MOSCOW -- A Russian nongovernmental organization that has defended the rights of conscripts in the Russian Army for more than two decades says it has ceased its activities because it faces possible persecution from the authorities.
Soldiers' Mothers of St. Petersburg made the announcement on October 5, citing "serious restrictions" imposed by Russia's main domestic security service on the group’s activities.
The move comes days after the Federal Security Service (FSB) published a 60-point list of nonsecret topics that could result in people or organizations being designated as "foreign agents" if they cover or write about them, and face criminal prosecution.
The document is the latest in a widening net of restrictions under a nine-year-old law that has been used to target independent media outlets, civil society groups, rights activists, and others.
Soldiers' Mothers of St. Petersburg was established in the 1990s.
"We clearly understand that at this moment neither the state nor society needs our work,” the NGO said in its statement.
"The state has chosen a different path of development, and society has found itself frightened and has to comply" with new realities.

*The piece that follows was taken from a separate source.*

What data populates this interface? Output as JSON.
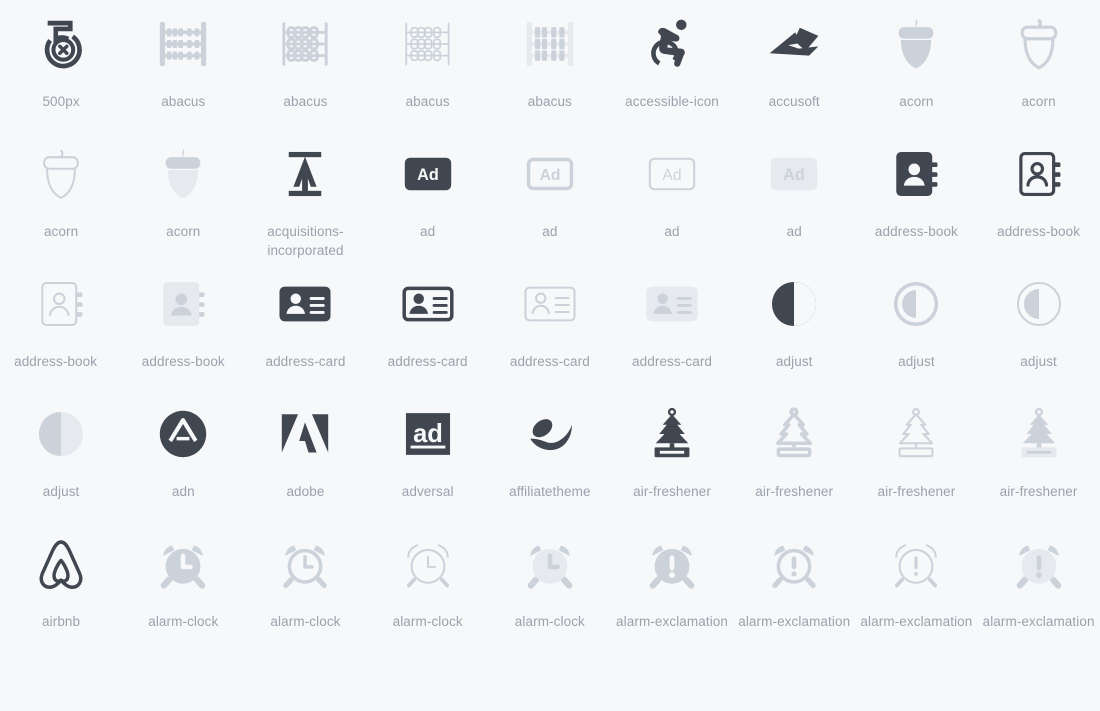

The FSB list, dated September 28, includes broad topics, such as collecting information about "the moral-psychological climate inside the armed forces, investigations of crimes in the military, as well as "the location, numbers, and armaments" of military forces, military purchases, and contracts.